▶ **Task prompt**
Work out how many lines in the records contain the word "total", and give that number alone.

▶ **The data**

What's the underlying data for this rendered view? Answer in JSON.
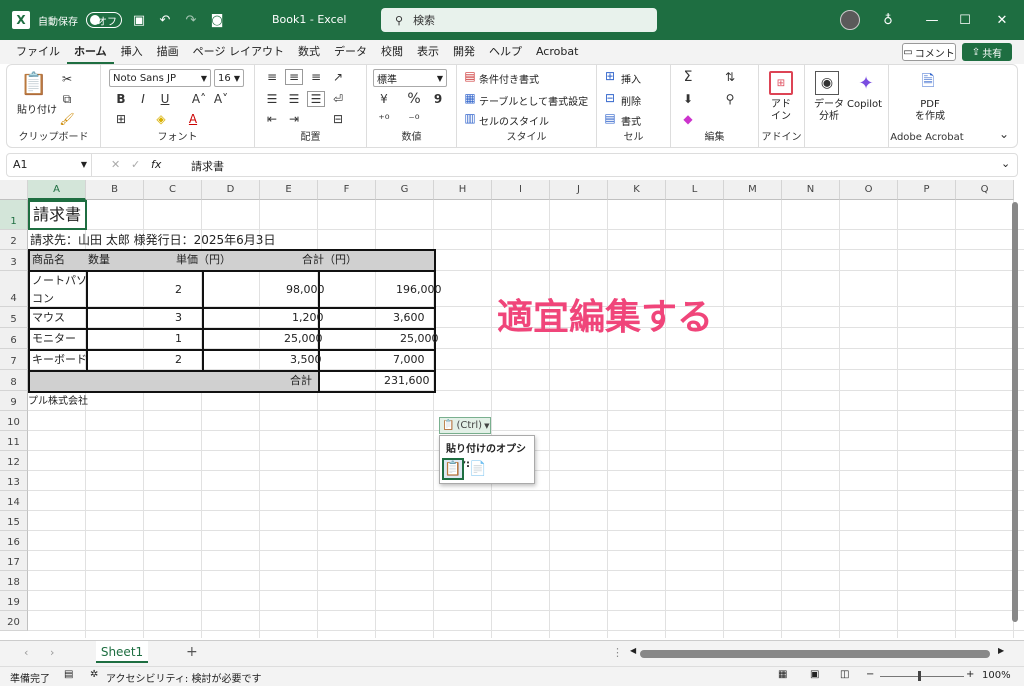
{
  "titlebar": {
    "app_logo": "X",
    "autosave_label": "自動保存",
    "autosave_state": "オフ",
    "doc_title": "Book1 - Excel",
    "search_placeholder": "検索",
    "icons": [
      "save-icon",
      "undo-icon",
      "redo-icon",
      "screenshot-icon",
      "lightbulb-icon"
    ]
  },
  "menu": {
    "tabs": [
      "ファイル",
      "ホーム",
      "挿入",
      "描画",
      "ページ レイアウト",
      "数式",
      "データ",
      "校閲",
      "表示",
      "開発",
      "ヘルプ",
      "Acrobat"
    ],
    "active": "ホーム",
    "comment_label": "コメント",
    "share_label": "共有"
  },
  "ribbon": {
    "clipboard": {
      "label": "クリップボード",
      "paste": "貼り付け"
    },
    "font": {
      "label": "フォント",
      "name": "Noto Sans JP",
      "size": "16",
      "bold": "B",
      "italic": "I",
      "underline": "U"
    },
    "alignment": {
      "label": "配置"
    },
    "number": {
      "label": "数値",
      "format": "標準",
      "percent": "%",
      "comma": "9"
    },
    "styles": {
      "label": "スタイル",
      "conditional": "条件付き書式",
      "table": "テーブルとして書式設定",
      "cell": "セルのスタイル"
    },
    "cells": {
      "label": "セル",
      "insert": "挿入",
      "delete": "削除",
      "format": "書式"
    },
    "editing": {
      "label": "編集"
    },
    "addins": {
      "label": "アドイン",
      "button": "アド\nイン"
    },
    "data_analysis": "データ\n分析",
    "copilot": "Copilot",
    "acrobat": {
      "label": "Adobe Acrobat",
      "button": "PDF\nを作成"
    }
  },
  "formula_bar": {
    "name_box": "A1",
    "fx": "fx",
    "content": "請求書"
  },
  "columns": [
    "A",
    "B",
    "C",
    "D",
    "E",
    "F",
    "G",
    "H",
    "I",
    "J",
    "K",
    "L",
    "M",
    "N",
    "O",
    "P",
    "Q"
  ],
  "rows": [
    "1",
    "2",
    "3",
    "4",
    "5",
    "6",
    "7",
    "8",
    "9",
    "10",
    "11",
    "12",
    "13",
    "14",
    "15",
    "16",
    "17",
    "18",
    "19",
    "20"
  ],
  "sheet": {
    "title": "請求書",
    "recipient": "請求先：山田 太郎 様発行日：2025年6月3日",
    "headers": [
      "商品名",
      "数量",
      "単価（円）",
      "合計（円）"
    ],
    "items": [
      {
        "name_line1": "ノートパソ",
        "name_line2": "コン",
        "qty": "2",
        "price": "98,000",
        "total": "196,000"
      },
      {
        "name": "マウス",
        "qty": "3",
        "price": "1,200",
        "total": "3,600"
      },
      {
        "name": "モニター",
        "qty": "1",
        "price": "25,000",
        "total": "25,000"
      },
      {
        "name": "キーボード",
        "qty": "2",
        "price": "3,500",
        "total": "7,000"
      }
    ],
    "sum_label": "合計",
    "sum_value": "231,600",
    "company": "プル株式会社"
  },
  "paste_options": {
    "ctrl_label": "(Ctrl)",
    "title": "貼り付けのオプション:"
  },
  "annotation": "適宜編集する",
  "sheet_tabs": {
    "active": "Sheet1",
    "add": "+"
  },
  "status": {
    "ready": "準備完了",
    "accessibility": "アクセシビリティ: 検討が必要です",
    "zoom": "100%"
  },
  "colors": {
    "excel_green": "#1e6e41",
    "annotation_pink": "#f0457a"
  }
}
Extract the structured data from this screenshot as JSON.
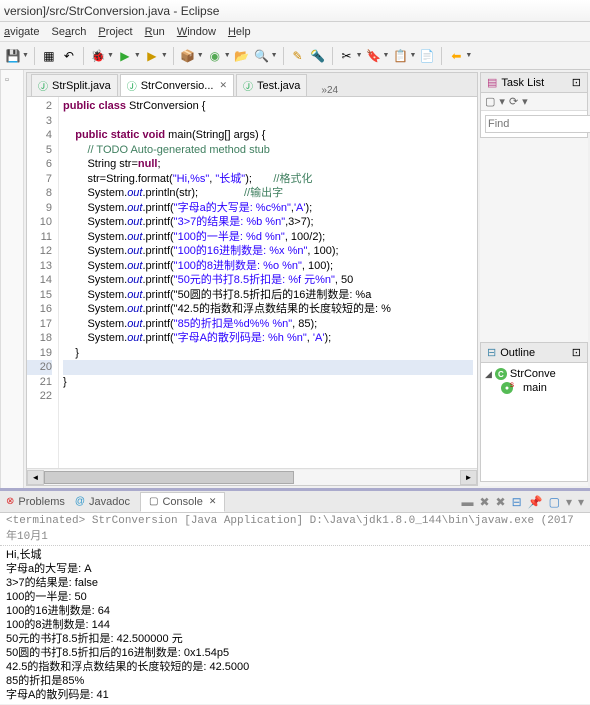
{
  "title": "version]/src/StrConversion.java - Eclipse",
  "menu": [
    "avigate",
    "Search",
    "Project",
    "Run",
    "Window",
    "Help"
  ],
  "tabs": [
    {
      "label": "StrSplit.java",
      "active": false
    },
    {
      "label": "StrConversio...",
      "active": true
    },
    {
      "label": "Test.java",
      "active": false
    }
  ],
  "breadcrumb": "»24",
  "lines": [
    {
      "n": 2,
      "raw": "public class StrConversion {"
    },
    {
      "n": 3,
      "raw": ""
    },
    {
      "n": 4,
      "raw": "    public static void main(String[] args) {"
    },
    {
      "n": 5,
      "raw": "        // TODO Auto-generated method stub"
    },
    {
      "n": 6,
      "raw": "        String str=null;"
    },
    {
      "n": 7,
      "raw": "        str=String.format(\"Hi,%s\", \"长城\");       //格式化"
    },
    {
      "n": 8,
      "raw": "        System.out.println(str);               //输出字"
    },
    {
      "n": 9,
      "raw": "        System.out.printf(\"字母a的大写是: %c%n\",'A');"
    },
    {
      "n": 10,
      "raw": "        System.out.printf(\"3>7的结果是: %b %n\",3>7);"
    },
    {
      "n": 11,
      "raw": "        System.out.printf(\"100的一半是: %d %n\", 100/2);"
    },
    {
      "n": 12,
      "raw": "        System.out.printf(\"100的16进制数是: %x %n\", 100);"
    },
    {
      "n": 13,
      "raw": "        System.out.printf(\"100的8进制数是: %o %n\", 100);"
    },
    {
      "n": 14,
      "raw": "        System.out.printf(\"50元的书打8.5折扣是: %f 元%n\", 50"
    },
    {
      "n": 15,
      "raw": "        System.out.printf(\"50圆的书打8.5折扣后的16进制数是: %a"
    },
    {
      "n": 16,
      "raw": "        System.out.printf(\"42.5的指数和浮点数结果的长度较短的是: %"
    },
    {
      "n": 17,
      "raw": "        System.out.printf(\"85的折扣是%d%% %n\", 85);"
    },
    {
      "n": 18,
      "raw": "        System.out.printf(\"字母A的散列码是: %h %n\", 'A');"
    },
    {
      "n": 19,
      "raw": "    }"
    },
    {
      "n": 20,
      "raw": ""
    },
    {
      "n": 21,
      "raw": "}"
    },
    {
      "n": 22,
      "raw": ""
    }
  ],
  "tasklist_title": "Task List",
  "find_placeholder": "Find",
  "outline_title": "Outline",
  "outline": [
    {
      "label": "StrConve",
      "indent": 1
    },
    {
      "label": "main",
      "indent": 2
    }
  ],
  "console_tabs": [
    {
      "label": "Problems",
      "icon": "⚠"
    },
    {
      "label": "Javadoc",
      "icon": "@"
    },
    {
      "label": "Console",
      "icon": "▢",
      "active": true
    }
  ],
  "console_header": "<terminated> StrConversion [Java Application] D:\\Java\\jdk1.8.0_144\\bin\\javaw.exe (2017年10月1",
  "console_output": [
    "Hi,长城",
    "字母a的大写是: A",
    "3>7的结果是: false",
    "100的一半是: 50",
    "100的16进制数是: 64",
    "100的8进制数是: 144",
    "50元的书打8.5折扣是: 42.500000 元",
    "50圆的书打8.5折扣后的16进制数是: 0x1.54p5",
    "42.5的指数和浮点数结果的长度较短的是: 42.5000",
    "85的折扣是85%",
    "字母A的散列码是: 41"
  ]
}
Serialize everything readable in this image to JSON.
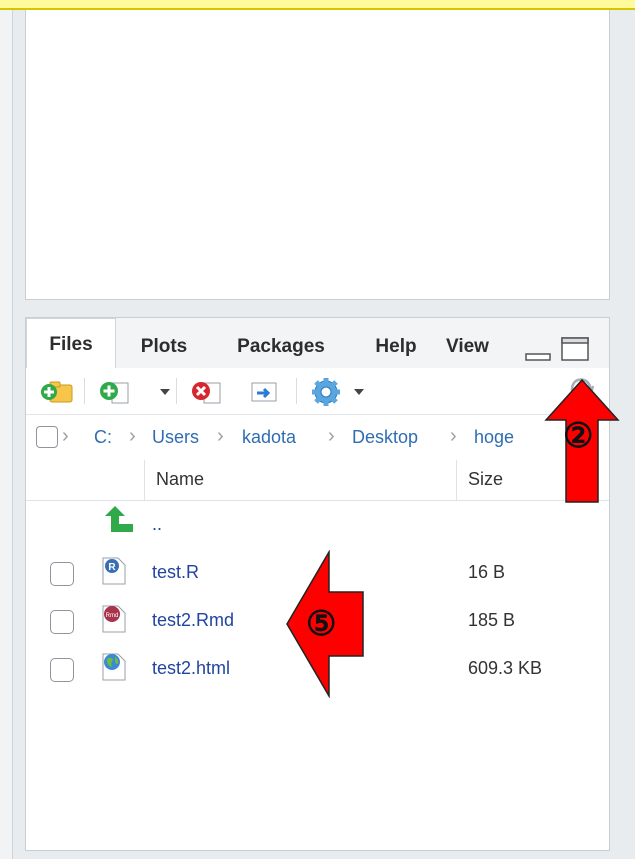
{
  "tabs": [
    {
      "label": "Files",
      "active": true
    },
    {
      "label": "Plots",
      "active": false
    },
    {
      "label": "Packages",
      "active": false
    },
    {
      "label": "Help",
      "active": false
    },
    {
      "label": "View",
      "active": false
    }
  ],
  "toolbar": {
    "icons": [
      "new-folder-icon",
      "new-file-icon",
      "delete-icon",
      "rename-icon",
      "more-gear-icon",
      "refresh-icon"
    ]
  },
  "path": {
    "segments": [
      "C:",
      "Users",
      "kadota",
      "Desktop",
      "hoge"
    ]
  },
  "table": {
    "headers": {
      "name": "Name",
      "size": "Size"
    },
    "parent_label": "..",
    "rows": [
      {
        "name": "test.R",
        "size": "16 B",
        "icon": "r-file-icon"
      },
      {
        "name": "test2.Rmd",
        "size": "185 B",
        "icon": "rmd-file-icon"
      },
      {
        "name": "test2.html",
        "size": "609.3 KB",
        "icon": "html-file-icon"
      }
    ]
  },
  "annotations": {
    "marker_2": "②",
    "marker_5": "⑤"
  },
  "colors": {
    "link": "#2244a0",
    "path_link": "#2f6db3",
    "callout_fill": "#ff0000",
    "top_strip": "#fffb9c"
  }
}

▶ **Output for this exercise**
4